Dissertation writers are largely self-taught academic writers, and the learning process can be a bold and daring adventure.
Over the years many of my dissertation coaching clients talk about the challenges in writing academic discourse. Academic writing is its own special discourse, with its own particular conventions. My dissertation coaching clients largely learn this discourse by doing.
What they are asked to do and the way they feel their way along, trying to put into practice what they think they’re being asked to do, is not unlike underprepared students in their first year or years of college.
Professors and instructors in composition and rhetoric fields are familiar with David Bartholomae’s article “Inventing the University.” Bartholomae defines how beginning college writers must act as if they know what they’re doing, even if they don’t.
The article opens in this way: “Every time a student sits down to write for us, he has to invent the university for the occasion– . . . or a branch of it, like History or Anthropology or Economics or English. He has to learn to speak our language, to speak as we do, to try on the peculiar ways of knowing, selecting, evaluating, reporting, concluding, and arguing that define the discourse of our community.”
Bartholomae says that students can’t wait to write academic discourse until after they have learned more or can write comfortably: “they must dare to speak it, or to carry off the bluff, since speaking and writing will most certainly be required long before the skill is ‘learned.’”

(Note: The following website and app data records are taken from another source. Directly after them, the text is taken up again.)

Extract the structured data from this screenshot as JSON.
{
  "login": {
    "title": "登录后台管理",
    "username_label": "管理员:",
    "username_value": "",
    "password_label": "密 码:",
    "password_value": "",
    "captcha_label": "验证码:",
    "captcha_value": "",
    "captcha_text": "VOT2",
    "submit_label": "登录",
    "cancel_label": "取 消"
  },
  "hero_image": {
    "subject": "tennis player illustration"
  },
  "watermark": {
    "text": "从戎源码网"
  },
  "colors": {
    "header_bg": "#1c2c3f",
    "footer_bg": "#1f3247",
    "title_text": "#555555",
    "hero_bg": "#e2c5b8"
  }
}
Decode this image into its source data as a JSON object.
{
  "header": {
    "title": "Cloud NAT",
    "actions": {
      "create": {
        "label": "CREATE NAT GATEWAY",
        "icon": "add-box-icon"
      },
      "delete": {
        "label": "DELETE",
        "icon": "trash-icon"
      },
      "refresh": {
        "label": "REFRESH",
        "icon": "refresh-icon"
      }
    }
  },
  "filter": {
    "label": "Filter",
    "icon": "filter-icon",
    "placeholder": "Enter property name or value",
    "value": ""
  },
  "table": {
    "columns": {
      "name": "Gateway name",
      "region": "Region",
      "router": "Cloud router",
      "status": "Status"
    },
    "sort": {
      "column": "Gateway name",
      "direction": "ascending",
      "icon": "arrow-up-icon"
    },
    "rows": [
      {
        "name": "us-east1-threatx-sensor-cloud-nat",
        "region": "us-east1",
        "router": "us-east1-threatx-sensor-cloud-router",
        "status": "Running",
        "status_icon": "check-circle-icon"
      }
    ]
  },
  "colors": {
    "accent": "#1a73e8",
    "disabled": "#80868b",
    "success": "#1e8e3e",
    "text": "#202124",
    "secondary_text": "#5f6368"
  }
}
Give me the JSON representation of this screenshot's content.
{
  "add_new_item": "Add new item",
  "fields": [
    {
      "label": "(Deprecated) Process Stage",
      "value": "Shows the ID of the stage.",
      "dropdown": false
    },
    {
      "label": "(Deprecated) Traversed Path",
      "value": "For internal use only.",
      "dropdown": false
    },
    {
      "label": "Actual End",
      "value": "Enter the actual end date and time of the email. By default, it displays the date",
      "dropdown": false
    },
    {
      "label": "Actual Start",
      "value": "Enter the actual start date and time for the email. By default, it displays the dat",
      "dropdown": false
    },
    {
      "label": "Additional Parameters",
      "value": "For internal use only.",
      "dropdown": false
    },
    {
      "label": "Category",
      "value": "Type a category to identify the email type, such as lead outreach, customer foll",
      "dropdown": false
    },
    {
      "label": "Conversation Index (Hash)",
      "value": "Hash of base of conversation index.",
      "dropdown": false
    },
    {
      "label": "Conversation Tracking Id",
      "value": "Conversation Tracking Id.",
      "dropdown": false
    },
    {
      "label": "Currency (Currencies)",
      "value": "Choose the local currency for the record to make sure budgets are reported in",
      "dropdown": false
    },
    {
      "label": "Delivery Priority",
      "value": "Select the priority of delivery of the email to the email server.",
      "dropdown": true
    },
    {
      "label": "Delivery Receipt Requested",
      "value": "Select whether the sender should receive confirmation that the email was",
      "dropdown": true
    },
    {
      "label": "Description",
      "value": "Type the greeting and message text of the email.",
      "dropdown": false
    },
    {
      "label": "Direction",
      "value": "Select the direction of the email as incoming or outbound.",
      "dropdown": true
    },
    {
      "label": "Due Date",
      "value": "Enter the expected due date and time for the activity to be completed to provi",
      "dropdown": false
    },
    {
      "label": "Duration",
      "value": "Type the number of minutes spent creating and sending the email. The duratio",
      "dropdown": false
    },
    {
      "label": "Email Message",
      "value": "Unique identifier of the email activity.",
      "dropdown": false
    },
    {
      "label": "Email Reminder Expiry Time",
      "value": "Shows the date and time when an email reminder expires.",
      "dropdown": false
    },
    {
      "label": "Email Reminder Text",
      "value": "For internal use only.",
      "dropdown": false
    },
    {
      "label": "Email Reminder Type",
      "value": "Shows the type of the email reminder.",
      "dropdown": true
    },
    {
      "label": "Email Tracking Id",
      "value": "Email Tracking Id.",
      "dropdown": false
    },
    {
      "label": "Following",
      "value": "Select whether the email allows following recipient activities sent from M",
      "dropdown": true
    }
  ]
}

Likewise, my dissertation coaching clients have to boldly write and rewrite. Dare to write.
Dare to carry off the bluff.